If there is too much concern about this not working across diverse hosting environments, then the installer could incrementally try wider permissions until the file can be read by the PHP code (I would still argue it should never silently make files world-writable, or even world-readable, though).

Please consider changing the default to 600.

Attachments (2)

37264.diff (447 bytes) - added by Presskopp 8 years ago.
37264-2.patch (1.7 KB) - added by sibprogrammer 8 years ago.

Download all attachments as: .zip

Change History (13)

#1 @chriskuehl
8 years ago

("666 grants read, write, and execute permissions" should say just "666 grants read and write", sorry -- apparently I can't edit the description)

#2 @Presskopp
8 years ago

This file is initially created with 644 permissions, and it's a hazard to leave it like that. See Security and Hardening.

wp-config.php should be 440 or 400 to prevent other users on the server from reading it.

Component = Security?

#3 @chriskuehl
8 years ago

  • Component changed from Upgrade/Install to Security

#4 @ocean90
8 years ago

  • Version changed from trunk to 1.0

Introduced in [664].

8 years ago

#5 @Presskopp
8 years ago

Ok, calling this a patch is a bit vain, however..

"This file is initially created with 644 permissions". This isn't true, where does it come from?

"Patch" is setting it to 440.

Is there any argument to not set it to 440?

#6 @chriskuehl
8 years ago

Thanks for the patch! I think it should probably be 400, not 440, though. Some webhosts put multiple users in the same group (especially free shared webhosts).

Is there a case where 440 will work but 400 will not?

#7 @dd32
8 years ago

There's several arguments for why it's as it is today, although I'm not sure which ones are still valid. I wouldn't want to lower owner below 600though, as if you can write to the directory you can change the permissions anyway.

(Note: I'm specifically excluding ACLs here, they change ALL of this, and a 777 file could be a 000 file according to them)
Take the scenario where PHP is running as www-data and your FTP user is running as dd32 a 400 or 600 file would not be modifiable. If you shared the group, then 440 or 660 would allow you to (if needed) relax the permissions and modify it.
If you take the scenario where the file was created as www-data and your FTP user is running as dd32 and does NOT share a common group (not as insane as you may think it is) then 444 / 666 is suddenly the most relaxed permissions you can choose for the file.
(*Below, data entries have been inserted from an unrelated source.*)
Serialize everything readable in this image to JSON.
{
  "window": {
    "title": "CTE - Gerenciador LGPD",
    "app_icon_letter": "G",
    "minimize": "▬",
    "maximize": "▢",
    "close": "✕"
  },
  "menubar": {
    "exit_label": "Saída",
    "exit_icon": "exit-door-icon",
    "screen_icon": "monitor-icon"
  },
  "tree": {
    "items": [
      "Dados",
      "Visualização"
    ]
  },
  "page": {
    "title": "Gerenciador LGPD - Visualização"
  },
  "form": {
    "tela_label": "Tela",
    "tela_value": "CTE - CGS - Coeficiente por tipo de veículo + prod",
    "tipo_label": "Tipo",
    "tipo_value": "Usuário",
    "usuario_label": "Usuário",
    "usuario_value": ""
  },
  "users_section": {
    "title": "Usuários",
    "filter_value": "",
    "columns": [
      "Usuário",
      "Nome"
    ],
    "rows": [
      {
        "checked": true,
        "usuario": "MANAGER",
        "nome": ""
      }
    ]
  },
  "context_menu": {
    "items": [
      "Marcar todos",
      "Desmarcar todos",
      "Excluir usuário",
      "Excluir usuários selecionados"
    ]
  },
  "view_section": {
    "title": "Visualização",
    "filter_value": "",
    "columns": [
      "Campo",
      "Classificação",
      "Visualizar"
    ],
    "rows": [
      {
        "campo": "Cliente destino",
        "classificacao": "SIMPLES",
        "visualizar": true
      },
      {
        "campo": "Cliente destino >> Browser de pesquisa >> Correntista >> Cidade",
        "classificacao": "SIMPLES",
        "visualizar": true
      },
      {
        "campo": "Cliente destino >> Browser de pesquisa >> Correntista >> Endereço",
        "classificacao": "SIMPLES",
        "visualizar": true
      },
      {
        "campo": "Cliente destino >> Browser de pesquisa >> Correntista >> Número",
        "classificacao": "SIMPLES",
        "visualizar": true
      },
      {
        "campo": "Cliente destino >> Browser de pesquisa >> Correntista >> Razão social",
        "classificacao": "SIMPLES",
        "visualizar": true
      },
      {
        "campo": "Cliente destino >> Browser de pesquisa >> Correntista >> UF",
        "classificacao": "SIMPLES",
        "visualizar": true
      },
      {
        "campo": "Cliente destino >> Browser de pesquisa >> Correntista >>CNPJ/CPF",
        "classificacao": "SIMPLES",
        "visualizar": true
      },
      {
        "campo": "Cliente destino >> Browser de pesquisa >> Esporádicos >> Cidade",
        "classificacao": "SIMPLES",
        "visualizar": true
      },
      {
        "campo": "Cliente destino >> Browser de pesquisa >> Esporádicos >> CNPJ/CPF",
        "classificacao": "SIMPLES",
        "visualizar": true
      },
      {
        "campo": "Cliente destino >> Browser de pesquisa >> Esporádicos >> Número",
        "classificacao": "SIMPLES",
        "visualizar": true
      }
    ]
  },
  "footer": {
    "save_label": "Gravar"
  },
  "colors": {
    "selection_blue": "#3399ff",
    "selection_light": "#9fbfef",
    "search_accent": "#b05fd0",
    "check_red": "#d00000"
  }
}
We attempted to lower the permissions set to 640 in #20069 which failed miserably, which is why they're back at 644 for upgrades (If the permissions of index.php is > 644, such as 666 then we use 666)

I don't think there's any changes that can be made here which won't result in broken cases for a subset of users, where they won't be able to modify their wp-config.php file via FTP or control panels. These sort of issues will NEVER be seen on a *decent* host, or any test environment that we set up, it'll always be those hosts that you don't want to touch, or have never heard of that will cause pain.

One option that could work would be to utilise WP_Filesystem at this step too, which would switch to FTP in the event that the file created wouldn't be owned by the same user as WordPress. That would potentially maybe allow us to drop back to 660 or 600, as long as we included a few steps to verify that the file was still readable by the web user.

Last edited 8 years ago by dd32 (previous) (diff)

#8 @sibprogrammer
8 years ago

First of all we're talking about the new installations and about security. It seems more reasonable to make chmod 600 instead of 666. If you afraid of breaking of old hosts that will try to install the WordPress, the following steps could be made. Check the owner of PHP process and compare it with the installation directory owner. If it matches, we can do chmod 600 w/o any doubts. If the owners don't match, we can show additional checkbox on installation form saying "Allow other users (besides <detected-php-process-user>) to write to wp-config.php" (unchecked by default).

#9 @Presskopp
7 years ago

  • Keywords has-patch added

#10 @dd32
6 years ago

#45362 was marked as a duplicate.

#11 @SergeyBiryukov
5 years ago

#46409 was marked as a duplicate.

Note: See TracTickets for help on using tickets.